Prompt> Using the data below, return every line that holds the word "image".
------------------------------------------------------------
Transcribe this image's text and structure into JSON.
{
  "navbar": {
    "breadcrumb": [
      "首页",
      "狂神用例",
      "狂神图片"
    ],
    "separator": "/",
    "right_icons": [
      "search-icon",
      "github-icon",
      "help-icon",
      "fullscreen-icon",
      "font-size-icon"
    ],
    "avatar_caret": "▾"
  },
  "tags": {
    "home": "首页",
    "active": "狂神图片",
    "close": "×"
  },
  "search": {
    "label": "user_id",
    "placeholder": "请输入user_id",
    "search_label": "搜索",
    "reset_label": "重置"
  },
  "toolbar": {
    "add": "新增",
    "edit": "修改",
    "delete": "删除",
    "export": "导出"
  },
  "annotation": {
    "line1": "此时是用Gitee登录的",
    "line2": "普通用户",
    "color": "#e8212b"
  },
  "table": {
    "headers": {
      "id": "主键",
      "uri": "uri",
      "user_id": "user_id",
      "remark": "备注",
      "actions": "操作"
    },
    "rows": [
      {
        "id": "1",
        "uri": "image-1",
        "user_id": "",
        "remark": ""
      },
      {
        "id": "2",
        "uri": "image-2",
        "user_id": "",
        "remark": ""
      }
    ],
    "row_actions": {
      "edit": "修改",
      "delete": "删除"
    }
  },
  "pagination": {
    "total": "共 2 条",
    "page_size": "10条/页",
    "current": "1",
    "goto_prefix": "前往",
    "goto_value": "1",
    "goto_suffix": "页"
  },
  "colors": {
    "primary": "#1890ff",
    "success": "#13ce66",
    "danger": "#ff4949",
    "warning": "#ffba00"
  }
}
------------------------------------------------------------
Answer area>
Transcribe this image's text and structure into JSON.
        "uri": "image-1",
        "uri": "image-2",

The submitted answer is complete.